Page and application data records

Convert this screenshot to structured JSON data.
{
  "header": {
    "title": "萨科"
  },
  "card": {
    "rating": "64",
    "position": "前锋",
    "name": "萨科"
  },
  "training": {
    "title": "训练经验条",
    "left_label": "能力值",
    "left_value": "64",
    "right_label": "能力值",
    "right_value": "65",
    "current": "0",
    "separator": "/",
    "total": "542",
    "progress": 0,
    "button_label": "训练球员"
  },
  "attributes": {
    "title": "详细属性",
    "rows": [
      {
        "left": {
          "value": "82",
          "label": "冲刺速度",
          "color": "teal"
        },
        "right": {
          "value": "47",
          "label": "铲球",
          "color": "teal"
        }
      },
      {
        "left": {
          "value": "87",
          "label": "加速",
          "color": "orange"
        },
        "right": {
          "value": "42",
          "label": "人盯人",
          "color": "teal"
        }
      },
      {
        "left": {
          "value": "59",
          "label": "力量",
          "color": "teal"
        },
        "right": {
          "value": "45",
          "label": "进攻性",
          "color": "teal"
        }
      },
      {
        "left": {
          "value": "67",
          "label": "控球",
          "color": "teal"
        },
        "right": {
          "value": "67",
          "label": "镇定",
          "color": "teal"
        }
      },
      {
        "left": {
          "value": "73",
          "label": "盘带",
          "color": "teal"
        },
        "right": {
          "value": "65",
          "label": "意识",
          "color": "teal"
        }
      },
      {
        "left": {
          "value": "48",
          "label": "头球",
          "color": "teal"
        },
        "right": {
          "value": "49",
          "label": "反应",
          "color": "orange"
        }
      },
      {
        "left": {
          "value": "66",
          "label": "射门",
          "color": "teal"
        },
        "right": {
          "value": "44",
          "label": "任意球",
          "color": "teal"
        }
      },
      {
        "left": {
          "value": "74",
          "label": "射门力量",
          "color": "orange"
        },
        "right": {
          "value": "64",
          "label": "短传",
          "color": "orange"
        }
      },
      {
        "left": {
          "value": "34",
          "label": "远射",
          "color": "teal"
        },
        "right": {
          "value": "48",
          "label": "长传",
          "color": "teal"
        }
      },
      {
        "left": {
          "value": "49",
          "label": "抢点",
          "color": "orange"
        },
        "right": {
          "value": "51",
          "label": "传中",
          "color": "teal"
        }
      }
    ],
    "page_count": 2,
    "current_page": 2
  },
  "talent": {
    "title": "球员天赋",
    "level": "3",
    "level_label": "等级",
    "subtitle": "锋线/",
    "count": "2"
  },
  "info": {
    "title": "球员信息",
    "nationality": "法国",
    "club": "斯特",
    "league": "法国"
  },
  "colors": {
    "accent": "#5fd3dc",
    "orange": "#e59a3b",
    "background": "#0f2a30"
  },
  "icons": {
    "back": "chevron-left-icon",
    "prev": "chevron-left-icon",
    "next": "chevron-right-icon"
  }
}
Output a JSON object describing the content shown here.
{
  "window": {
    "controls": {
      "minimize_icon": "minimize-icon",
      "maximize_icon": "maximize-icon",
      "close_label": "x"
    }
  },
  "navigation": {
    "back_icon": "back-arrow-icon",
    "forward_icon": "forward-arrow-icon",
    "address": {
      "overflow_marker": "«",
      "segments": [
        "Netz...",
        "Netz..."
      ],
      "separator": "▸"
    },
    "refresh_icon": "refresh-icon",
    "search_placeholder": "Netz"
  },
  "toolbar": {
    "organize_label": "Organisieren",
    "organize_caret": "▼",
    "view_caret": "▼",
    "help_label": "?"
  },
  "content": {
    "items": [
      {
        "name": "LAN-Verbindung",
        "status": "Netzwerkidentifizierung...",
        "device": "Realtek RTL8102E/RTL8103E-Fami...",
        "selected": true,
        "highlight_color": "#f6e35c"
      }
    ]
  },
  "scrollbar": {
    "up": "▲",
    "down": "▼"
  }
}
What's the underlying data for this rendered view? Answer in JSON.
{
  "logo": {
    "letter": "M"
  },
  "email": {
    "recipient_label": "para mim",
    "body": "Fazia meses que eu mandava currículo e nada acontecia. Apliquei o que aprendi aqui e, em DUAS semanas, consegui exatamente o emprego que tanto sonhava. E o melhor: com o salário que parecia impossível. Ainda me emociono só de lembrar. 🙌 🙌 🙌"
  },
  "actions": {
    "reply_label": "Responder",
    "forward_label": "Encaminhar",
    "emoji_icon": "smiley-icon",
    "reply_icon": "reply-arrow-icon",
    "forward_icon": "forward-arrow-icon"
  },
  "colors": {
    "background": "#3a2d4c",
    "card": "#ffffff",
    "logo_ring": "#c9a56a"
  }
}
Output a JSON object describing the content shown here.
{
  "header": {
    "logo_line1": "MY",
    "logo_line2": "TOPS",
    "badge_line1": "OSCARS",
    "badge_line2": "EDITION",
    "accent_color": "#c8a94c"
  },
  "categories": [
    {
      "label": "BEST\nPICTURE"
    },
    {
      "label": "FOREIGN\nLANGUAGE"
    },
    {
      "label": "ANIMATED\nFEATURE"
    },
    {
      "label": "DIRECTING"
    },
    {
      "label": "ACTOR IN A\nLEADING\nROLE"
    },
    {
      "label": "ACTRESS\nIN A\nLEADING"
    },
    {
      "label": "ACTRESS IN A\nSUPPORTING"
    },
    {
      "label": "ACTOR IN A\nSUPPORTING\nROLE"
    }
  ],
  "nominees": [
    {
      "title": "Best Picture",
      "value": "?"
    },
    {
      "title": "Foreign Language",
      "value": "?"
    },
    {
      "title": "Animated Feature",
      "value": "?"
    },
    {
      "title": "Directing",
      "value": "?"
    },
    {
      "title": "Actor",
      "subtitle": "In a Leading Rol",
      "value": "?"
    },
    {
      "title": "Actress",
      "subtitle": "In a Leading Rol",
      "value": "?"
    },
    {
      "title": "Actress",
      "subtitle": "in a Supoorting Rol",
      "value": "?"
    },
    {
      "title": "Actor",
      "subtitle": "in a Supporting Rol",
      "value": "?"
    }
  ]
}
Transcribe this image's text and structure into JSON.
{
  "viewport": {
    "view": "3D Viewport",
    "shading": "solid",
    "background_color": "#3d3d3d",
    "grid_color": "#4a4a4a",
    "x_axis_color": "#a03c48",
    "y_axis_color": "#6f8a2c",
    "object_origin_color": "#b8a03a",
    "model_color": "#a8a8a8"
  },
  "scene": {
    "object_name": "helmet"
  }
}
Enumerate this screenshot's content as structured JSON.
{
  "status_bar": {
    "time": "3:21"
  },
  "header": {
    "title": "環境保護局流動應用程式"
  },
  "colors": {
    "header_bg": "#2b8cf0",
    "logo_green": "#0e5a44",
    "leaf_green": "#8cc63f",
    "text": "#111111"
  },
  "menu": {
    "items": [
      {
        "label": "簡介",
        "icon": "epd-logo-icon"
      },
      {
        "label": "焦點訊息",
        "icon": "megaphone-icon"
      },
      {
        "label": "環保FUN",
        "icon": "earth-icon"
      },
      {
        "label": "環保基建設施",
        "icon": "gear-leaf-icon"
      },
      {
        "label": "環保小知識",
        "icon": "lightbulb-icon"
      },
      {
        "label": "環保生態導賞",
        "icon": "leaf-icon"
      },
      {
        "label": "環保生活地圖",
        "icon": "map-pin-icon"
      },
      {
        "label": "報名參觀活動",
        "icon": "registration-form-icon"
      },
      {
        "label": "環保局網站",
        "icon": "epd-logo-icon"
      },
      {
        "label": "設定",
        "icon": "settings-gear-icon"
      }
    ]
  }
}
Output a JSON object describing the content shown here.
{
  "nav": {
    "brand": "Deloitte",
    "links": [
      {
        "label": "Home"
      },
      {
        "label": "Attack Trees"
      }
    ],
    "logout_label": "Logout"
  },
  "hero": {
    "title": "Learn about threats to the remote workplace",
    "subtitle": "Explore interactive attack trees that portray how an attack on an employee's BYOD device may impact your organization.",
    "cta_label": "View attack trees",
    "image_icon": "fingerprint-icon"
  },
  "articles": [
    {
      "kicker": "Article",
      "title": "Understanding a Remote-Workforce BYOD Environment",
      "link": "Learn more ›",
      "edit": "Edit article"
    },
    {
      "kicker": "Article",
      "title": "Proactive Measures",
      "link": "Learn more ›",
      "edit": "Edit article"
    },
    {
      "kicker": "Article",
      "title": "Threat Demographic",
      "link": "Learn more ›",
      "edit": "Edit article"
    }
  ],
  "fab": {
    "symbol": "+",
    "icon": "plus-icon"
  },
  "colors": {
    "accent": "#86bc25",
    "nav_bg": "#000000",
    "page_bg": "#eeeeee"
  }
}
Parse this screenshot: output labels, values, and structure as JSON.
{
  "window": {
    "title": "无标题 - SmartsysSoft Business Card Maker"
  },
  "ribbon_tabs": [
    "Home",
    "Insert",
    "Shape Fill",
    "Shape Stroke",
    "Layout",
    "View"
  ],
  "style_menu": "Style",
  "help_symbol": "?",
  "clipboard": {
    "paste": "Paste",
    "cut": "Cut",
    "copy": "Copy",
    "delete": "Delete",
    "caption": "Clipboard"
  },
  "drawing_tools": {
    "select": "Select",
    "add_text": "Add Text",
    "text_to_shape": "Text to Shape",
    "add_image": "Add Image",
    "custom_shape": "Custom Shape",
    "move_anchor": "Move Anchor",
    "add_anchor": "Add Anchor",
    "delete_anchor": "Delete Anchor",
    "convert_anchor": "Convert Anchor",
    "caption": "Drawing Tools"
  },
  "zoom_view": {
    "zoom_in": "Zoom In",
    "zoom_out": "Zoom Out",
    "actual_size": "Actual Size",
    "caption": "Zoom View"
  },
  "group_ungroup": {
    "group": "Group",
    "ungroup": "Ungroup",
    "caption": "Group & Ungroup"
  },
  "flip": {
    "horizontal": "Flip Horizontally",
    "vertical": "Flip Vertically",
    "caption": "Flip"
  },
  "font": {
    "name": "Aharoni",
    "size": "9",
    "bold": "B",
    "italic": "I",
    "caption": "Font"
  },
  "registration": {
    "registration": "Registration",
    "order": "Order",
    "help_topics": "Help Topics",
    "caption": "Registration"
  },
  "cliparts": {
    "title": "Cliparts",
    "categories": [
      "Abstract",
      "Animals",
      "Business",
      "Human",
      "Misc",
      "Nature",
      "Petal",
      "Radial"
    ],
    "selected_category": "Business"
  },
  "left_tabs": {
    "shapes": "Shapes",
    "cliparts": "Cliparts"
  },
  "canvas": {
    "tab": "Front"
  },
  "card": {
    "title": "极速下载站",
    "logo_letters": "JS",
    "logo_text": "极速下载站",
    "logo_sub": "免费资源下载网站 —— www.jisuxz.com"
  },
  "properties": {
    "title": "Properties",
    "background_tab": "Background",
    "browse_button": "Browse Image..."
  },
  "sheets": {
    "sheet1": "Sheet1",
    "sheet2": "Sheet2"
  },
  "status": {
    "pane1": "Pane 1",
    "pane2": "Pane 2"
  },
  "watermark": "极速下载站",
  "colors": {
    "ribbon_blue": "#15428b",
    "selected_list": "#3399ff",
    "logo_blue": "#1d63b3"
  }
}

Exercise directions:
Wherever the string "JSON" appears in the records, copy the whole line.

Written answer:
Convert this screenshot to structured JSON data.
Output a JSON object describing the content shown here.
What's the underlying data for this rendered view? Answer in JSON.
Output a JSON object describing the content shown here.
Transcribe this image's text and structure into JSON.
Enumerate this screenshot's content as structured JSON.
Output a JSON object describing the content shown here.
Parse this screenshot: output labels, values, and structure as JSON.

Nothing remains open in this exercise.